*RECORDS SUPPLIED:*
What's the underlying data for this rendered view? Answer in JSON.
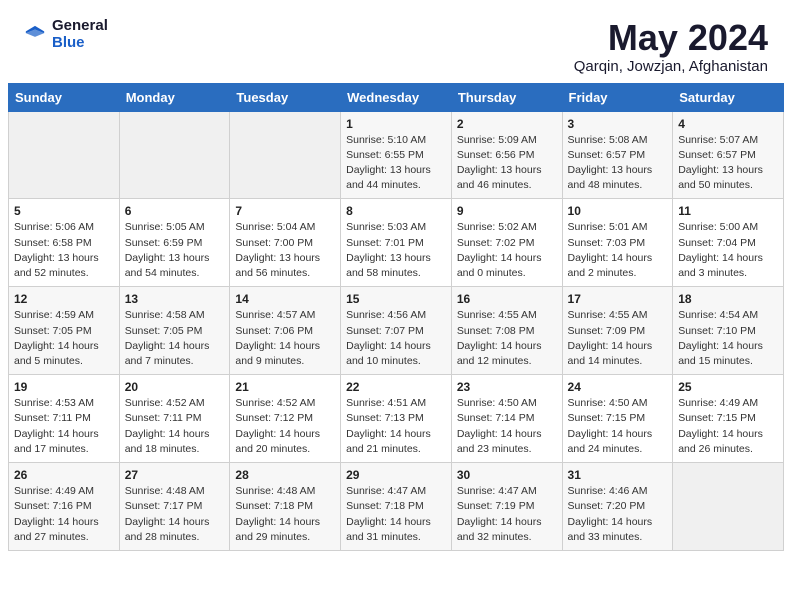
{
  "header": {
    "logo_general": "General",
    "logo_blue": "Blue",
    "month_title": "May 2024",
    "location": "Qarqin, Jowzjan, Afghanistan"
  },
  "weekdays": [
    "Sunday",
    "Monday",
    "Tuesday",
    "Wednesday",
    "Thursday",
    "Friday",
    "Saturday"
  ],
  "weeks": [
    [
      {
        "day": "",
        "info": ""
      },
      {
        "day": "",
        "info": ""
      },
      {
        "day": "",
        "info": ""
      },
      {
        "day": "1",
        "info": "Sunrise: 5:10 AM\nSunset: 6:55 PM\nDaylight: 13 hours\nand 44 minutes."
      },
      {
        "day": "2",
        "info": "Sunrise: 5:09 AM\nSunset: 6:56 PM\nDaylight: 13 hours\nand 46 minutes."
      },
      {
        "day": "3",
        "info": "Sunrise: 5:08 AM\nSunset: 6:57 PM\nDaylight: 13 hours\nand 48 minutes."
      },
      {
        "day": "4",
        "info": "Sunrise: 5:07 AM\nSunset: 6:57 PM\nDaylight: 13 hours\nand 50 minutes."
      }
    ],
    [
      {
        "day": "5",
        "info": "Sunrise: 5:06 AM\nSunset: 6:58 PM\nDaylight: 13 hours\nand 52 minutes."
      },
      {
        "day": "6",
        "info": "Sunrise: 5:05 AM\nSunset: 6:59 PM\nDaylight: 13 hours\nand 54 minutes."
      },
      {
        "day": "7",
        "info": "Sunrise: 5:04 AM\nSunset: 7:00 PM\nDaylight: 13 hours\nand 56 minutes."
      },
      {
        "day": "8",
        "info": "Sunrise: 5:03 AM\nSunset: 7:01 PM\nDaylight: 13 hours\nand 58 minutes."
      },
      {
        "day": "9",
        "info": "Sunrise: 5:02 AM\nSunset: 7:02 PM\nDaylight: 14 hours\nand 0 minutes."
      },
      {
        "day": "10",
        "info": "Sunrise: 5:01 AM\nSunset: 7:03 PM\nDaylight: 14 hours\nand 2 minutes."
      },
      {
        "day": "11",
        "info": "Sunrise: 5:00 AM\nSunset: 7:04 PM\nDaylight: 14 hours\nand 3 minutes."
      }
    ],
    [
      {
        "day": "12",
        "info": "Sunrise: 4:59 AM\nSunset: 7:05 PM\nDaylight: 14 hours\nand 5 minutes."
      },
      {
        "day": "13",
        "info": "Sunrise: 4:58 AM\nSunset: 7:05 PM\nDaylight: 14 hours\nand 7 minutes."
      },
      {
        "day": "14",
        "info": "Sunrise: 4:57 AM\nSunset: 7:06 PM\nDaylight: 14 hours\nand 9 minutes."
      },
      {
        "day": "15",
        "info": "Sunrise: 4:56 AM\nSunset: 7:07 PM\nDaylight: 14 hours\nand 10 minutes."
      },
      {
        "day": "16",
        "info": "Sunrise: 4:55 AM\nSunset: 7:08 PM\nDaylight: 14 hours\nand 12 minutes."
      },
      {
        "day": "17",
        "info": "Sunrise: 4:55 AM\nSunset: 7:09 PM\nDaylight: 14 hours\nand 14 minutes."
      },
      {
        "day": "18",
        "info": "Sunrise: 4:54 AM\nSunset: 7:10 PM\nDaylight: 14 hours\nand 15 minutes."
      }
    ],
    [
      {
        "day": "19",
        "info": "Sunrise: 4:53 AM\nSunset: 7:11 PM\nDaylight: 14 hours\nand 17 minutes."
      },
      {
        "day": "20",
        "info": "Sunrise: 4:52 AM\nSunset: 7:11 PM\nDaylight: 14 hours\nand 18 minutes."
      },
      {
        "day": "21",
        "info": "Sunrise: 4:52 AM\nSunset: 7:12 PM\nDaylight: 14 hours\nand 20 minutes."
      },
      {
        "day": "22",
        "info": "Sunrise: 4:51 AM\nSunset: 7:13 PM\nDaylight: 14 hours\nand 21 minutes."
      },
      {
        "day": "23",
        "info": "Sunrise: 4:50 AM\nSunset: 7:14 PM\nDaylight: 14 hours\nand 23 minutes."
      },
      {
        "day": "24",
        "info": "Sunrise: 4:50 AM\nSunset: 7:15 PM\nDaylight: 14 hours\nand 24 minutes."
      },
      {
        "day": "25",
        "info": "Sunrise: 4:49 AM\nSunset: 7:15 PM\nDaylight: 14 hours\nand 26 minutes."
      }
    ],
    [
      {
        "day": "26",
        "info": "Sunrise: 4:49 AM\nSunset: 7:16 PM\nDaylight: 14 hours\nand 27 minutes."
      },
      {
        "day": "27",
        "info": "Sunrise: 4:48 AM\nSunset: 7:17 PM\nDaylight: 14 hours\nand 28 minutes."
      },
      {
        "day": "28",
        "info": "Sunrise: 4:48 AM\nSunset: 7:18 PM\nDaylight: 14 hours\nand 29 minutes."
      },
      {
        "day": "29",
        "info": "Sunrise: 4:47 AM\nSunset: 7:18 PM\nDaylight: 14 hours\nand 31 minutes."
      },
      {
        "day": "30",
        "info": "Sunrise: 4:47 AM\nSunset: 7:19 PM\nDaylight: 14 hours\nand 32 minutes."
      },
      {
        "day": "31",
        "info": "Sunrise: 4:46 AM\nSunset: 7:20 PM\nDaylight: 14 hours\nand 33 minutes."
      },
      {
        "day": "",
        "info": ""
      }
    ]
  ]
}
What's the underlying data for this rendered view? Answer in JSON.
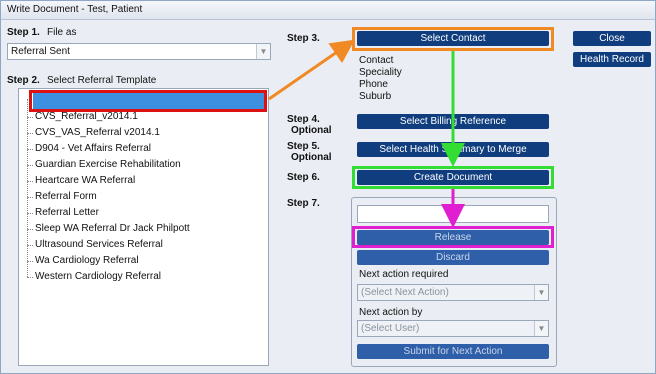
{
  "window": {
    "title": "Write Document - Test, Patient"
  },
  "step1": {
    "label": "Step 1.",
    "text": "File as",
    "value": "Referral Sent"
  },
  "step2": {
    "label": "Step 2.",
    "text": "Select Referral Template",
    "items": [
      "CVS_Referral_v2014.1",
      "CVS_VAS_Referral v2014.1",
      "D904 - Vet Affairs Referral",
      "Guardian Exercise Rehabilitation",
      "Heartcare WA Referral",
      "Referral Form",
      "Referral Letter",
      "Sleep WA  Referral    Dr Jack Philpott",
      "Ultrasound Services  Referral",
      "Wa Cardiology  Referral",
      "Western Cardiology  Referral"
    ]
  },
  "step3": {
    "label": "Step 3.",
    "button": "Select Contact",
    "fields": [
      "Contact",
      "Speciality",
      "Phone",
      "Suburb"
    ]
  },
  "step4": {
    "label": "Step 4.",
    "sub": "Optional",
    "button": "Select Billing Reference"
  },
  "step5": {
    "label": "Step 5.",
    "sub": "Optional",
    "button": "Select Health Summary to Merge"
  },
  "step6": {
    "label": "Step 6.",
    "button": "Create Document"
  },
  "step7": {
    "label": "Step 7.",
    "release": "Release",
    "discard": "Discard",
    "next_action_label": "Next action required",
    "next_action_value": "(Select Next Action)",
    "next_by_label": "Next action by",
    "next_by_value": "(Select User)",
    "submit": "Submit for Next Action"
  },
  "actions": {
    "close": "Close",
    "health_record": "Health Record"
  },
  "colors": {
    "orange": "#f08a24",
    "green": "#33dd33",
    "magenta": "#e020d0",
    "red": "#dd1111",
    "button": "#0f3d7e"
  }
}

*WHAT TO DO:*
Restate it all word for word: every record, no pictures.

*SOLUTION TO THE EXERCISE:*
What's the underlying data for this rendered view? Answer in JSON.
{
  "header": {
    "logo_general": "General",
    "logo_blue": "Blue",
    "month_title": "May 2024",
    "location": "Qarqin, Jowzjan, Afghanistan"
  },
  "weekdays": [
    "Sunday",
    "Monday",
    "Tuesday",
    "Wednesday",
    "Thursday",
    "Friday",
    "Saturday"
  ],
  "weeks": [
    [
      {
        "day": "",
        "info": ""
      },
      {
        "day": "",
        "info": ""
      },
      {
        "day": "",
        "info": ""
      },
      {
        "day": "1",
        "info": "Sunrise: 5:10 AM\nSunset: 6:55 PM\nDaylight: 13 hours\nand 44 minutes."
      },
      {
        "day": "2",
        "info": "Sunrise: 5:09 AM\nSunset: 6:56 PM\nDaylight: 13 hours\nand 46 minutes."
      },
      {
        "day": "3",
        "info": "Sunrise: 5:08 AM\nSunset: 6:57 PM\nDaylight: 13 hours\nand 48 minutes."
      },
      {
        "day": "4",
        "info": "Sunrise: 5:07 AM\nSunset: 6:57 PM\nDaylight: 13 hours\nand 50 minutes."
      }
    ],
    [
      {
        "day": "5",
        "info": "Sunrise: 5:06 AM\nSunset: 6:58 PM\nDaylight: 13 hours\nand 52 minutes."
      },
      {
        "day": "6",
        "info": "Sunrise: 5:05 AM\nSunset: 6:59 PM\nDaylight: 13 hours\nand 54 minutes."
      },
      {
        "day": "7",
        "info": "Sunrise: 5:04 AM\nSunset: 7:00 PM\nDaylight: 13 hours\nand 56 minutes."
      },
      {
        "day": "8",
        "info": "Sunrise: 5:03 AM\nSunset: 7:01 PM\nDaylight: 13 hours\nand 58 minutes."
      },
      {
        "day": "9",
        "info": "Sunrise: 5:02 AM\nSunset: 7:02 PM\nDaylight: 14 hours\nand 0 minutes."
      },
      {
        "day": "10",
        "info": "Sunrise: 5:01 AM\nSunset: 7:03 PM\nDaylight: 14 hours\nand 2 minutes."
      },
      {
        "day": "11",
        "info": "Sunrise: 5:00 AM\nSunset: 7:04 PM\nDaylight: 14 hours\nand 3 minutes."
      }
    ],
    [
      {
        "day": "12",
        "info": "Sunrise: 4:59 AM\nSunset: 7:05 PM\nDaylight: 14 hours\nand 5 minutes."
      },
      {
        "day": "13",
        "info": "Sunrise: 4:58 AM\nSunset: 7:05 PM\nDaylight: 14 hours\nand 7 minutes."
      },
      {
        "day": "14",
        "info": "Sunrise: 4:57 AM\nSunset: 7:06 PM\nDaylight: 14 hours\nand 9 minutes."
      },
      {
        "day": "15",
        "info": "Sunrise: 4:56 AM\nSunset: 7:07 PM\nDaylight: 14 hours\nand 10 minutes."
      },
      {
        "day": "16",
        "info": "Sunrise: 4:55 AM\nSunset: 7:08 PM\nDaylight: 14 hours\nand 12 minutes."
      },
      {
        "day": "17",
        "info": "Sunrise: 4:55 AM\nSunset: 7:09 PM\nDaylight: 14 hours\nand 14 minutes."
      },
      {
        "day": "18",
        "info": "Sunrise: 4:54 AM\nSunset: 7:10 PM\nDaylight: 14 hours\nand 15 minutes."
      }
    ],
    [
      {
        "day": "19",
        "info": "Sunrise: 4:53 AM\nSunset: 7:11 PM\nDaylight: 14 hours\nand 17 minutes."
      },
      {
        "day": "20",
        "info": "Sunrise: 4:52 AM\nSunset: 7:11 PM\nDaylight: 14 hours\nand 18 minutes."
      },
      {
        "day": "21",
        "info": "Sunrise: 4:52 AM\nSunset: 7:12 PM\nDaylight: 14 hours\nand 20 minutes."
      },
      {
        "day": "22",
        "info": "Sunrise: 4:51 AM\nSunset: 7:13 PM\nDaylight: 14 hours\nand 21 minutes."
      },
      {
        "day": "23",
        "info": "Sunrise: 4:50 AM\nSunset: 7:14 PM\nDaylight: 14 hours\nand 23 minutes."
      },
      {
        "day": "24",
        "info": "Sunrise: 4:50 AM\nSunset: 7:15 PM\nDaylight: 14 hours\nand 24 minutes."
      },
      {
        "day": "25",
        "info": "Sunrise: 4:49 AM\nSunset: 7:15 PM\nDaylight: 14 hours\nand 26 minutes."
      }
    ],
    [
      {
        "day": "26",
        "info": "Sunrise: 4:49 AM\nSunset: 7:16 PM\nDaylight: 14 hours\nand 27 minutes."
      },
      {
        "day": "27",
        "info": "Sunrise: 4:48 AM\nSunset: 7:17 PM\nDaylight: 14 hours\nand 28 minutes."
      },
      {
        "day": "28",
        "info": "Sunrise: 4:48 AM\nSunset: 7:18 PM\nDaylight: 14 hours\nand 29 minutes."
      },
      {
        "day": "29",
        "info": "Sunrise: 4:47 AM\nSunset: 7:18 PM\nDaylight: 14 hours\nand 31 minutes."
      },
      {
        "day": "30",
        "info": "Sunrise: 4:47 AM\nSunset: 7:19 PM\nDaylight: 14 hours\nand 32 minutes."
      },
      {
        "day": "31",
        "info": "Sunrise: 4:46 AM\nSunset: 7:20 PM\nDaylight: 14 hours\nand 33 minutes."
      },
      {
        "day": "",
        "info": ""
      }
    ]
  ]
}
What's the underlying data for this rendered view? Answer in JSON.
{
  "window": {
    "title": "Write Document - Test, Patient"
  },
  "step1": {
    "label": "Step 1.",
    "text": "File as",
    "value": "Referral Sent"
  },
  "step2": {
    "label": "Step 2.",
    "text": "Select Referral Template",
    "items": [
      "CVS_Referral_v2014.1",
      "CVS_VAS_Referral v2014.1",
      "D904 - Vet Affairs Referral",
      "Guardian Exercise Rehabilitation",
      "Heartcare WA Referral",
      "Referral Form",
      "Referral Letter",
      "Sleep WA  Referral    Dr Jack Philpott",
      "Ultrasound Services  Referral",
      "Wa Cardiology  Referral",
      "Western Cardiology  Referral"
    ]
  },
  "step3": {
    "label": "Step 3.",
    "button": "Select Contact",
    "fields": [
      "Contact",
      "Speciality",
      "Phone",
      "Suburb"
    ]
  },
  "step4": {
    "label": "Step 4.",
    "sub": "Optional",
    "button": "Select Billing Reference"
  },
  "step5": {
    "label": "Step 5.",
    "sub": "Optional",
    "button": "Select Health Summary to Merge"
  },
  "step6": {
    "label": "Step 6.",
    "button": "Create Document"
  },
  "step7": {
    "label": "Step 7.",
    "release": "Release",
    "discard": "Discard",
    "next_action_label": "Next action required",
    "next_action_value": "(Select Next Action)",
    "next_by_label": "Next action by",
    "next_by_value": "(Select User)",
    "submit": "Submit for Next Action"
  },
  "actions": {
    "close": "Close",
    "health_record": "Health Record"
  },
  "colors": {
    "orange": "#f08a24",
    "green": "#33dd33",
    "magenta": "#e020d0",
    "red": "#dd1111",
    "button": "#0f3d7e"
  }
}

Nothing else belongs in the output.